Organizations seeking to implement business continuity plans recognize cable MSOs as reliable and cost-effective alternatives to traditional telecommunications providers. Because cable MSOs operate over one network, their infrastructure offers advantages such as security, scalability and the ability to support multiple communication solutions.
Cable MSOs deliver availability and redundancy. Because their networks were designed to provide bandwidth-intensive video services to broad areas, cable operators can offer high-bandwidth services regardless of a premise’s distance from a central office. This access to reliable connectivity allows even rural backup sites to be incorporated into business continuity plans and ensures that employees telecommuting can access the same resources available from headquarters.
Cable MSO infrastructures are independent from traditional telecommunications companies. They can provision services with their own resources, delivering new services more rapidly than many traditional telecommunications providers, an important capability in an emergency, when time is critical. They also provide the important alternative routing component of a business continuity solution, as the networks are separate from traditional telecommunications providers that may share common infrastructures.
How are telecommuters protected by business continuity plans?
A key to a comprehensive business continuity plan is ensuring that employees can work remotely in the event of a disaster. This includes telephone and broadband Internet to facilitate communications between employees and management and provide access to enterprise applications. Because the technology is not distance sensitive, cable broadband options offers scalable Internet access options, up to 10 Mbps of throughput speed, allowing you to connect to a virtual private network for enhanced communication and collaboration, with bandwidth to facilitate videoconferencing and database file transfers.
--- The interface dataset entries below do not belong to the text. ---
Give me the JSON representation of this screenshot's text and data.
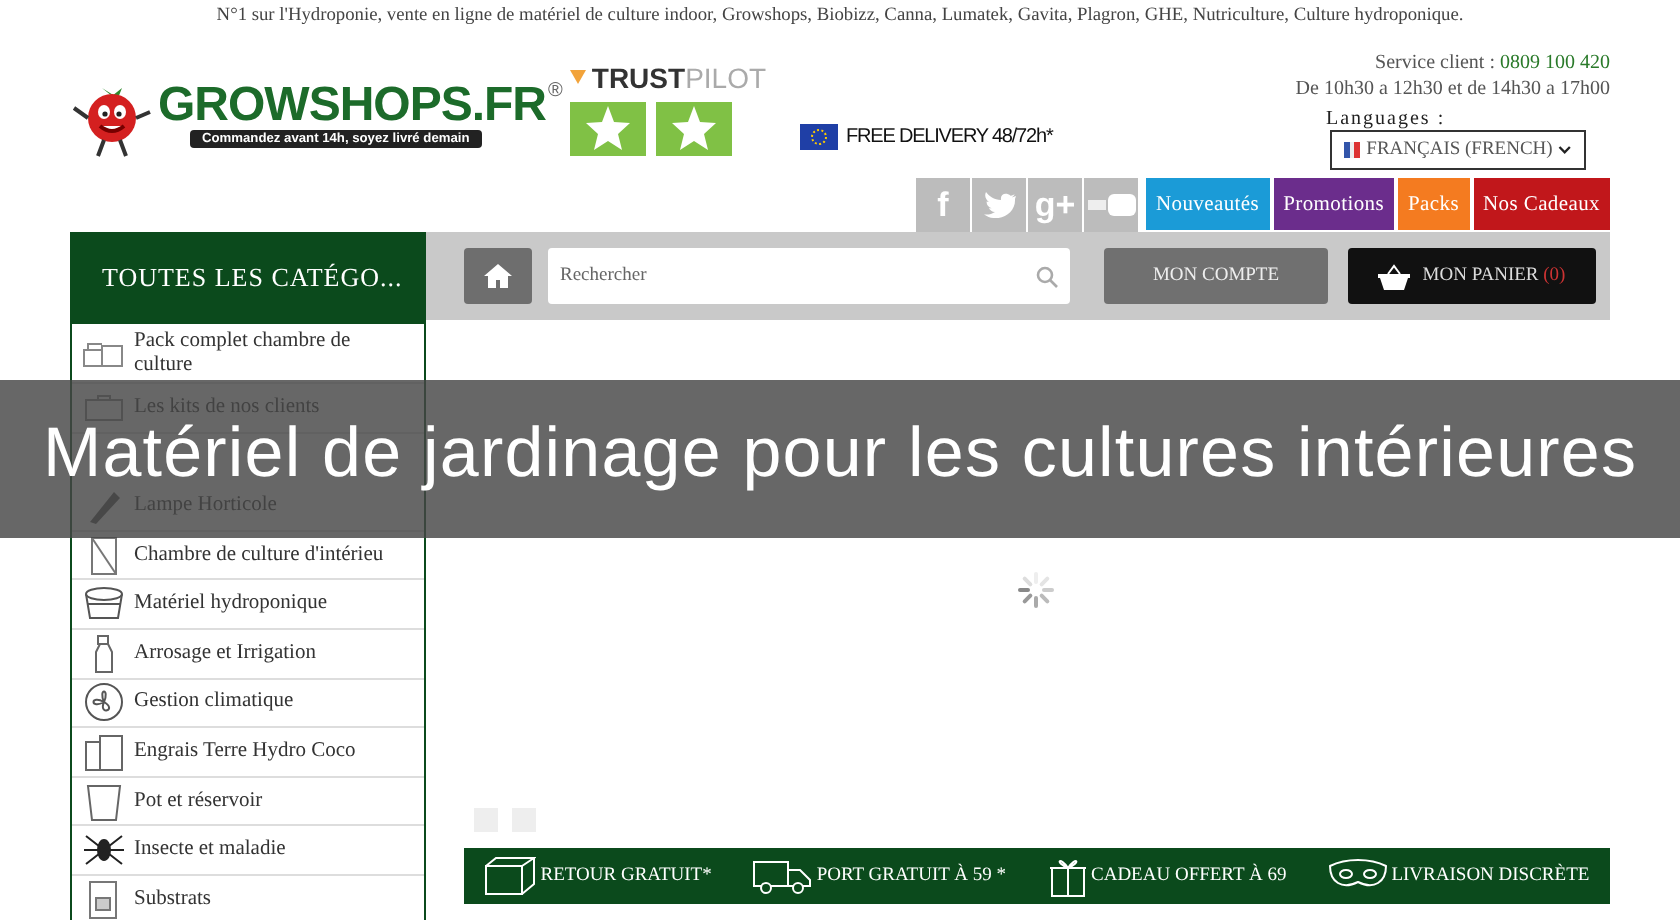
{
  "tagline": "N°1 sur l'Hydroponie, vente en ligne de matériel de culture indoor, Growshops, Biobizz, Canna, Lumatek, Gavita, Plagron, GHE, Nutriculture, Culture hydroponique.",
  "logo": {
    "name": "GROWSHOPS.FR",
    "mark": "®",
    "slogan": "Commandez avant 14h, soyez livré demain"
  },
  "trustpilot": {
    "label": "**TRUST**PILOT"
  },
  "delivery": {
    "label": "FREE DELIVERY 48/72h*"
  },
  "service": {
    "label": "Service client : ",
    "phone": "0809 100 420",
    "hours": "De 10h30 a 12h30 et de 14h30 a 17h00"
  },
  "languages": {
    "label": "Languages :",
    "value": "FRANÇAIS (FRENCH)"
  },
  "social": [
    {
      "kind": "facebook",
      "label": "f"
    },
    {
      "kind": "twitter"
    },
    {
      "kind": "googleplus",
      "label": "g+"
    },
    {
      "kind": "youtube"
    }
  ],
  "nav": [
    {
      "label": "Nouveautés",
      "color": "#1b9bd7"
    },
    {
      "label": "Promotions",
      "color": "#6b2d8c"
    },
    {
      "label": "Packs",
      "color": "#f47b20"
    },
    {
      "label": "Nos Cadeaux",
      "color": "#c1171b"
    }
  ],
  "sidebar": {
    "title": "TOUTES LES CATÉGO...",
    "items": [
      {
        "kind": "box",
        "label": "Pack complet chambre de culture"
      },
      {
        "kind": "kit",
        "label": "Les kits de nos clients"
      },
      {
        "kind": "hidden"
      },
      {
        "kind": "lamp",
        "label": "Lampe Horticole"
      },
      {
        "kind": "tent",
        "label": "Chambre de culture d'intérieu"
      },
      {
        "kind": "tub",
        "label": "Matériel hydroponique"
      },
      {
        "kind": "spray",
        "label": "Arrosage et Irrigation"
      },
      {
        "kind": "fan",
        "label": "Gestion climatique"
      },
      {
        "kind": "can",
        "label": "Engrais Terre Hydro Coco"
      },
      {
        "kind": "pot",
        "label": "Pot et réservoir"
      },
      {
        "kind": "bug",
        "label": "Insecte et maladie"
      },
      {
        "kind": "bag",
        "label": "Substrats"
      }
    ]
  },
  "search": {
    "placeholder": "Rechercher"
  },
  "account": {
    "label": "MON COMPTE"
  },
  "cart": {
    "label": "MON PANIER ",
    "count": "(0)"
  },
  "features": [
    {
      "kind": "box",
      "label": "RETOUR GRATUIT*"
    },
    {
      "kind": "truck",
      "label": "PORT GRATUIT À 59 *"
    },
    {
      "kind": "gift",
      "label": "CADEAU OFFERT À 69"
    },
    {
      "kind": "mask",
      "label": "LIVRAISON DISCRÈTE"
    }
  ],
  "caption": "Matériel de jardinage pour les cultures intérieures"
}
Solutions include scheduled backup of desktop files to off-site, secure storage, with backed-up files available from any desktop computer, allowing employees displaced by an emergency to work from any location.
Derek Dalton is a sales engineer for Time Warner Cable Business Class. Reach him at (614) 255-2762.